··· PROVIDED RECORDS ···

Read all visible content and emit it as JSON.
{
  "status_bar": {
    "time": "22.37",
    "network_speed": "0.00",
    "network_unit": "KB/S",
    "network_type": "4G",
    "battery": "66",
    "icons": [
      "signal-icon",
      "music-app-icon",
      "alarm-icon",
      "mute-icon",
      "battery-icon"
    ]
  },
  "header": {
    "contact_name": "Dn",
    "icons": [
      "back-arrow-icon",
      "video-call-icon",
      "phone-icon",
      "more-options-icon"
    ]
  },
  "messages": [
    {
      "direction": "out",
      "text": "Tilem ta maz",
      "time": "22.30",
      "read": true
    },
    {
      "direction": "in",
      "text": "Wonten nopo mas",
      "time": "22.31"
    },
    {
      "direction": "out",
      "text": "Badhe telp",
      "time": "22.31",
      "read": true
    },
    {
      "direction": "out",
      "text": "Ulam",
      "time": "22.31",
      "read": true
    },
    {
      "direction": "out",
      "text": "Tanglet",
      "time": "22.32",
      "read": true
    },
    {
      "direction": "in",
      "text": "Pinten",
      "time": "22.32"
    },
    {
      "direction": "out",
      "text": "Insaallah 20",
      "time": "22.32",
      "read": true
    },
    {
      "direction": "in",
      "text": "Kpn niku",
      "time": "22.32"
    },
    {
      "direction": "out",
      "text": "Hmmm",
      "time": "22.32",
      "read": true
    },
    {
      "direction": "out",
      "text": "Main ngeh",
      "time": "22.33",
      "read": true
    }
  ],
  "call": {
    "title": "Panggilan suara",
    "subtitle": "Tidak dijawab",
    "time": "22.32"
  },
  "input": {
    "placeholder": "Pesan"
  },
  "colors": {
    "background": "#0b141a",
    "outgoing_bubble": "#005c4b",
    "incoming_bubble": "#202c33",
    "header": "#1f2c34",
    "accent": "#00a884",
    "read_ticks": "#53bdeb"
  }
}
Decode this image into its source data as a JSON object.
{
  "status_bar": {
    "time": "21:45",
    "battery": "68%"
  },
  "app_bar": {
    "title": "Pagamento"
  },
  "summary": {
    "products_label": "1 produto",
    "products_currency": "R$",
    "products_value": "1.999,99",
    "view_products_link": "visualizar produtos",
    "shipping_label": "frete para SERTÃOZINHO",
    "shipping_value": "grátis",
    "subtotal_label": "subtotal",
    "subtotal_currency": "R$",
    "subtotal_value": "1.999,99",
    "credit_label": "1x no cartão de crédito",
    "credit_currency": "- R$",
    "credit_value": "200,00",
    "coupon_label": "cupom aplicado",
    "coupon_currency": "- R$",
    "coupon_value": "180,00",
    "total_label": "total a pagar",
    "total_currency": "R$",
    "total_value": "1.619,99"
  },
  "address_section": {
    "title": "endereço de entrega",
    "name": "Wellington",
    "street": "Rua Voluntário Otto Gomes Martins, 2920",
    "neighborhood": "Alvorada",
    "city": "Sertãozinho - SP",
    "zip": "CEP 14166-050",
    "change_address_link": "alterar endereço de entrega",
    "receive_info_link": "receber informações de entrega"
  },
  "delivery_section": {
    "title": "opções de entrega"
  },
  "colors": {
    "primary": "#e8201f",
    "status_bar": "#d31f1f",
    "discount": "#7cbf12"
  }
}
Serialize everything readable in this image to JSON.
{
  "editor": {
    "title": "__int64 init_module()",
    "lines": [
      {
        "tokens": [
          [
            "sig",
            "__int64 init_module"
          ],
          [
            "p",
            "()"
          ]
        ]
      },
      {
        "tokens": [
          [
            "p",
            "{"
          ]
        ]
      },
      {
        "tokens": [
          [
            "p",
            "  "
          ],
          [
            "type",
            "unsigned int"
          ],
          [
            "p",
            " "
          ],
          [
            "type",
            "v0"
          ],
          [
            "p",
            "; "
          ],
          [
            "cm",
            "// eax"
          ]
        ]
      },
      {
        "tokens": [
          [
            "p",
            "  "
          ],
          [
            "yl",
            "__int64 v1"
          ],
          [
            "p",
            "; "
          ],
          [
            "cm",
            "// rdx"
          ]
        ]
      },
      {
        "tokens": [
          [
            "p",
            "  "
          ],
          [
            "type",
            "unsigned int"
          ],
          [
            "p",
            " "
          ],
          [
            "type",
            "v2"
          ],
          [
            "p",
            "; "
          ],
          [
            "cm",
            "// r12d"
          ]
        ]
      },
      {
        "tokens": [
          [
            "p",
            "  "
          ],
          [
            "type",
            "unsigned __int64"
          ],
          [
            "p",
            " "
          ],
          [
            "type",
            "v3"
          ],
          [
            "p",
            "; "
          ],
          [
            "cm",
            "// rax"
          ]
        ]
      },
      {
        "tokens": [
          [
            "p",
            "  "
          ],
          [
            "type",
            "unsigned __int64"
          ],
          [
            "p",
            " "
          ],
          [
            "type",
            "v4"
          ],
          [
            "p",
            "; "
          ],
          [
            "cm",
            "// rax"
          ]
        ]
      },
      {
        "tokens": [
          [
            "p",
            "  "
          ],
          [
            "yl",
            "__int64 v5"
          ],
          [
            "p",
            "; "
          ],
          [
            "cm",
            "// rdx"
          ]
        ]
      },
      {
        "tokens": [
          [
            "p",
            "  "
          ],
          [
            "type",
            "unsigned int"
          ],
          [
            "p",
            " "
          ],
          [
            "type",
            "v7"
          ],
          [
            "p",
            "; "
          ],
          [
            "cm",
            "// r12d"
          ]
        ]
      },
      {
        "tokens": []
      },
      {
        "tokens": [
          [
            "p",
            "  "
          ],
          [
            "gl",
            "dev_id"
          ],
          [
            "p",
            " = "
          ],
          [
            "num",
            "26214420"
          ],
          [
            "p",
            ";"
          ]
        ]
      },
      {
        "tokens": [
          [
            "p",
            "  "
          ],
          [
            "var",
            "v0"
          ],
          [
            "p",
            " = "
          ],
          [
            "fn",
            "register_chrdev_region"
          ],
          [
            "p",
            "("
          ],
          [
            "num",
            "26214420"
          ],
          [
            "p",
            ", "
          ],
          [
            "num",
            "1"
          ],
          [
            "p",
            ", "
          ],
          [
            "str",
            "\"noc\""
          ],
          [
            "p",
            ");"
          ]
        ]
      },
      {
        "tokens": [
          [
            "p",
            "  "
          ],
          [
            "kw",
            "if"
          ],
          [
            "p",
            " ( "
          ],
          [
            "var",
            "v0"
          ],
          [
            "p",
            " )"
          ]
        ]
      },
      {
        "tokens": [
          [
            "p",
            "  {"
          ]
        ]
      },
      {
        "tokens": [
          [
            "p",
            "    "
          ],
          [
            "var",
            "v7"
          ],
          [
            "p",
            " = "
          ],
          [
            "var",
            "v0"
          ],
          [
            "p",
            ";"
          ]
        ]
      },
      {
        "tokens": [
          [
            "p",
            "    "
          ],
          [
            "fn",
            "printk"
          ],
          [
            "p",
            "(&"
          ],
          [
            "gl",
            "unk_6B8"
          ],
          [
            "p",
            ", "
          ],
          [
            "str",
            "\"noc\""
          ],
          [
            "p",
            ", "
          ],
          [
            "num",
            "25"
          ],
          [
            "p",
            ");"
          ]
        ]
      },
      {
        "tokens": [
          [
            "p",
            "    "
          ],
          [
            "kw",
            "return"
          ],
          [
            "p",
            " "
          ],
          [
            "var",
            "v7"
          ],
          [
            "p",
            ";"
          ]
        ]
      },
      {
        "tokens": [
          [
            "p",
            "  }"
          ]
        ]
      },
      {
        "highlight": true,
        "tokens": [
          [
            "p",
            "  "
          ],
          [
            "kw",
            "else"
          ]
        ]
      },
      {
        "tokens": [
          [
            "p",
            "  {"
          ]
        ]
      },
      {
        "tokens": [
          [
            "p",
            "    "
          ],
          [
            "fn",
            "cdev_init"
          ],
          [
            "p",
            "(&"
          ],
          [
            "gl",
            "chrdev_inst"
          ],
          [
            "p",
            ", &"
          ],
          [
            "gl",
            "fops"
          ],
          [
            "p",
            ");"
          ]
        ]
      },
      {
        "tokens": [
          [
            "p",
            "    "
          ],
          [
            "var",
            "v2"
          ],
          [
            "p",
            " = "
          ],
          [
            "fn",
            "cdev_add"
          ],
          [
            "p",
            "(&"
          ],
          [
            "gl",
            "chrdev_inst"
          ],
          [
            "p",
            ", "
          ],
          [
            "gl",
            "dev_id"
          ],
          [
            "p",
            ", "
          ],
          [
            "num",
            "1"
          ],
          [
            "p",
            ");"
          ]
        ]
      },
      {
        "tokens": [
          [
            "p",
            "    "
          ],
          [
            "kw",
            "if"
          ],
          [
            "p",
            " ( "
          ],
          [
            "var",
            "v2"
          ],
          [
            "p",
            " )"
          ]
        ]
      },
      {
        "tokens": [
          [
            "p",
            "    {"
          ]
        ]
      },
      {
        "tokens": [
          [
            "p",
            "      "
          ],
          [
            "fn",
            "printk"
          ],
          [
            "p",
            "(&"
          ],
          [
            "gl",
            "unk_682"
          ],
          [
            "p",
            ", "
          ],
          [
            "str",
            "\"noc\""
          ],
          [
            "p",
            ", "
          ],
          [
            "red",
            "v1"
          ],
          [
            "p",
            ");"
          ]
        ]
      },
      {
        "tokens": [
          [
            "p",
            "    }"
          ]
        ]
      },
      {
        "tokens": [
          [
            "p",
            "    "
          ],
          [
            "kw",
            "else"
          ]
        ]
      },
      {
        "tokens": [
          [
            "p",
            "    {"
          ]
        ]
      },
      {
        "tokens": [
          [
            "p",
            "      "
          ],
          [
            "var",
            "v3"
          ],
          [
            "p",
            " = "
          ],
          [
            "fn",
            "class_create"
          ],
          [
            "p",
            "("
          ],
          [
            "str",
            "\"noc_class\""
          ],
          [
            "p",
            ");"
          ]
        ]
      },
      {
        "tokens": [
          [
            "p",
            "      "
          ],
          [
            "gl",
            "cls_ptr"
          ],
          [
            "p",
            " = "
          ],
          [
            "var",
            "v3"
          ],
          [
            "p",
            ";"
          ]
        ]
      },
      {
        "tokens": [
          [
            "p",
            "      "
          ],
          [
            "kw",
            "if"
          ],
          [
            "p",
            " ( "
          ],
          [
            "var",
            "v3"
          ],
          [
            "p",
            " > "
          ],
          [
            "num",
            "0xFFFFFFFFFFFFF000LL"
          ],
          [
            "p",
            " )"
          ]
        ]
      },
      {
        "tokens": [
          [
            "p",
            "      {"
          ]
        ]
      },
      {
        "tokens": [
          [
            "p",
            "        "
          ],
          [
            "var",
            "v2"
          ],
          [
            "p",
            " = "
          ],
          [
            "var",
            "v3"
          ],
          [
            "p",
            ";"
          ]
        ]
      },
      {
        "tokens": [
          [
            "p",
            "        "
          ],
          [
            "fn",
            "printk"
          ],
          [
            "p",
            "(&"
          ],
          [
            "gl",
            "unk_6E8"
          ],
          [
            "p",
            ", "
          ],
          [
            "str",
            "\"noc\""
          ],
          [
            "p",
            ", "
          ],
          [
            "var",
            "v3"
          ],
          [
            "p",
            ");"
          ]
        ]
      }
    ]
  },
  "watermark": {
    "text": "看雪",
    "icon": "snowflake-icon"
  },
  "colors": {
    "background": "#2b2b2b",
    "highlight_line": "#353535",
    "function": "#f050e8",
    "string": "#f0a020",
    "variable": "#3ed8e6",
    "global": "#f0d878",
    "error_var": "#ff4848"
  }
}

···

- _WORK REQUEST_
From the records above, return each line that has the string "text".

- _SOLVED PROBLEM_
      "text": "Tilem ta maz",
      "text": "Wonten nopo mas",
      "text": "Badhe telp",
      "text": "Ulam",
      "text": "Tanglet",
      "text": "Pinten",
      "text": "Insaallah 20",
      "text": "Kpn niku",
      "text": "Hmmm",
      "text": "Main ngeh",
    "text": "看雪",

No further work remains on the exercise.